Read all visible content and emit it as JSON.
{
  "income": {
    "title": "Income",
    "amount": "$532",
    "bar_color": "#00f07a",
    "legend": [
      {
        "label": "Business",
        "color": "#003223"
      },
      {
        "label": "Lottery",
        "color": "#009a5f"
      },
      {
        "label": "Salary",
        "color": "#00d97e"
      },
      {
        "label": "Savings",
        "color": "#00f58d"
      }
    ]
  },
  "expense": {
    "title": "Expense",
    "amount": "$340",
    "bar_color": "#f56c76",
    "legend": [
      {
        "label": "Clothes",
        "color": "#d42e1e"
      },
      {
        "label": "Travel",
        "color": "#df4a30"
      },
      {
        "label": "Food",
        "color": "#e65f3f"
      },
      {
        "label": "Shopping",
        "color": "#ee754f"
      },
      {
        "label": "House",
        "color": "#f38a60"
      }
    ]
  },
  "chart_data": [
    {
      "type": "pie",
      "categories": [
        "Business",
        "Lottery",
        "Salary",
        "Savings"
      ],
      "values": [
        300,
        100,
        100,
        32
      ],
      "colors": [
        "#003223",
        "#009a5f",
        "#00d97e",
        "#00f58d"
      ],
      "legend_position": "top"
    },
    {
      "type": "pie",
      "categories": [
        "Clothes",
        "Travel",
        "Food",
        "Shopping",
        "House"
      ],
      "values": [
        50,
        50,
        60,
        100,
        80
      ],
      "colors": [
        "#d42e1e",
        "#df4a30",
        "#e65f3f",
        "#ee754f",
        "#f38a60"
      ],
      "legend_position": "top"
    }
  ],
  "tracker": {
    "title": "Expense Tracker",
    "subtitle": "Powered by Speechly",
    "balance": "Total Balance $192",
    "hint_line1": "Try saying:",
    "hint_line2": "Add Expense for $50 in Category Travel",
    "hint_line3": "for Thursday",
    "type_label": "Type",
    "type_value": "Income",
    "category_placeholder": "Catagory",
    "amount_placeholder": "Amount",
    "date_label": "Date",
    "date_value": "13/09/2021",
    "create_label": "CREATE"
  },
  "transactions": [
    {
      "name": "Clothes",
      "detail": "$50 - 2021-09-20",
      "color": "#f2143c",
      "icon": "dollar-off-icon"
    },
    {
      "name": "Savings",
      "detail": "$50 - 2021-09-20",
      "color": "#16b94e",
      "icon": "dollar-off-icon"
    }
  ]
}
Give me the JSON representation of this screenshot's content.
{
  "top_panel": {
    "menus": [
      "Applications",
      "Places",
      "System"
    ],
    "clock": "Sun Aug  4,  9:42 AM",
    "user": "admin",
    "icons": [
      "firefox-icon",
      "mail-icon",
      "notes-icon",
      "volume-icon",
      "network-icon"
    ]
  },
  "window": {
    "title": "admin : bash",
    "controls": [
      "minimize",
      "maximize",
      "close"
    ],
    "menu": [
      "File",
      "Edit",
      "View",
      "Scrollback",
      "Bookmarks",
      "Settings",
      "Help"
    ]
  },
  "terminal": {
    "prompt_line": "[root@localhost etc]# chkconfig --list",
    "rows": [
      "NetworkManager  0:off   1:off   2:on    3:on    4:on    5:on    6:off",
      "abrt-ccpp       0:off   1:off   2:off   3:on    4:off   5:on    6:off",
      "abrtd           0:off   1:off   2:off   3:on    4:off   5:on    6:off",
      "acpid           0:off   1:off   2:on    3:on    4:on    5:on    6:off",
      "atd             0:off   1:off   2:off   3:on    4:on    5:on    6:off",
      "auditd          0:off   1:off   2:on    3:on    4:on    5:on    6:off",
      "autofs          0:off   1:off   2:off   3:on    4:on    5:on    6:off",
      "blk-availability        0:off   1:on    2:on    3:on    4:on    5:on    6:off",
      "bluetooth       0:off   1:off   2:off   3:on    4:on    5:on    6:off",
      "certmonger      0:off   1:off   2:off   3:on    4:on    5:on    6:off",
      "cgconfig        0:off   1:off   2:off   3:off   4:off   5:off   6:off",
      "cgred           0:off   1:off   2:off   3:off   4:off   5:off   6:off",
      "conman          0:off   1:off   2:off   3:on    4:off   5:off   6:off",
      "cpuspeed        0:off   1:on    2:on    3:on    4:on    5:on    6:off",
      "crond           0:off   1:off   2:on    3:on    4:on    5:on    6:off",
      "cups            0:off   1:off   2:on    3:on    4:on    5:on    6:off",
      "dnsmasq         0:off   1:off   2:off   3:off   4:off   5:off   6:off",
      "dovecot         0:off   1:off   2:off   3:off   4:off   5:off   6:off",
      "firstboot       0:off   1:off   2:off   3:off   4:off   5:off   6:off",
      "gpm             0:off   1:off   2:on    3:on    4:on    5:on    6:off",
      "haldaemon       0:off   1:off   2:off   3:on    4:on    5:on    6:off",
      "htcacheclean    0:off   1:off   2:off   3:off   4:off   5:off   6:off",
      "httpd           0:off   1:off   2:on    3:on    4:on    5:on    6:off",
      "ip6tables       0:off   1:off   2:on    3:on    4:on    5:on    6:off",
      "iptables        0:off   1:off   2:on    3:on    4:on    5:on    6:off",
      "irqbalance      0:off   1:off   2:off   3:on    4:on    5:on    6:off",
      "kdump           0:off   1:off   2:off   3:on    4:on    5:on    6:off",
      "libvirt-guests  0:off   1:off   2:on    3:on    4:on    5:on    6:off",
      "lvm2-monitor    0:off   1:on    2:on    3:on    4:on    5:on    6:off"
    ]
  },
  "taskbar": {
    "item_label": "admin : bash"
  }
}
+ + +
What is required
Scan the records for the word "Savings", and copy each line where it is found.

Exercise output
        "label": "Savings",
        "Savings"
      "name": "Savings",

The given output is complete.